Assignment:
Write out the records again, exactly. Nothing may be dropped.

Records for processing:
- Opening Delimiter -

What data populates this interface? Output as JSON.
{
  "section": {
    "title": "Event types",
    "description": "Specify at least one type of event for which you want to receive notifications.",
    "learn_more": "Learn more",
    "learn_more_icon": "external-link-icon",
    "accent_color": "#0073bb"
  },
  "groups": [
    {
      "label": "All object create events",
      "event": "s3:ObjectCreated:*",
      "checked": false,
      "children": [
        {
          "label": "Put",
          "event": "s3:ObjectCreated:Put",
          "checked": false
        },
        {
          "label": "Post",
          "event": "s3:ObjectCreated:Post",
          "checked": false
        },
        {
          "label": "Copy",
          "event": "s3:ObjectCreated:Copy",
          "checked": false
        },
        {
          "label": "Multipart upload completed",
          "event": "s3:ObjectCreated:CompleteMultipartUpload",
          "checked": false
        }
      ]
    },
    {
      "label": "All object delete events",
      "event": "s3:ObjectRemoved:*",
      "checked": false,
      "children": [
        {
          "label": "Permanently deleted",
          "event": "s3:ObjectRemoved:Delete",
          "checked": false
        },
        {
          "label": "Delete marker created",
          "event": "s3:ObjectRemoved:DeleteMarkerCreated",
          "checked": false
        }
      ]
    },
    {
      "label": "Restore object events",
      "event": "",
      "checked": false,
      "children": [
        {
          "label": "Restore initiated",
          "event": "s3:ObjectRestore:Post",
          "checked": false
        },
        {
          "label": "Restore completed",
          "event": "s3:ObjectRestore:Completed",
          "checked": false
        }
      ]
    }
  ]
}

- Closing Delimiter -

Response below:
What data populates this interface? Output as JSON.
{
  "section": {
    "title": "Event types",
    "description": "Specify at least one type of event for which you want to receive notifications.",
    "learn_more": "Learn more",
    "learn_more_icon": "external-link-icon",
    "accent_color": "#0073bb"
  },
  "groups": [
    {
      "label": "All object create events",
      "event": "s3:ObjectCreated:*",
      "checked": false,
      "children": [
        {
          "label": "Put",
          "event": "s3:ObjectCreated:Put",
          "checked": false
        },
        {
          "label": "Post",
          "event": "s3:ObjectCreated:Post",
          "checked": false
        },
        {
          "label": "Copy",
          "event": "s3:ObjectCreated:Copy",
          "checked": false
        },
        {
          "label": "Multipart upload completed",
          "event": "s3:ObjectCreated:CompleteMultipartUpload",
          "checked": false
        }
      ]
    },
    {
      "label": "All object delete events",
      "event": "s3:ObjectRemoved:*",
      "checked": false,
      "children": [
        {
          "label": "Permanently deleted",
          "event": "s3:ObjectRemoved:Delete",
          "checked": false
        },
        {
          "label": "Delete marker created",
          "event": "s3:ObjectRemoved:DeleteMarkerCreated",
          "checked": false
        }
      ]
    },
    {
      "label": "Restore object events",
      "event": "",
      "checked": false,
      "children": [
        {
          "label": "Restore initiated",
          "event": "s3:ObjectRestore:Post",
          "checked": false
        },
        {
          "label": "Restore completed",
          "event": "s3:ObjectRestore:Completed",
          "checked": false
        }
      ]
    }
  ]
}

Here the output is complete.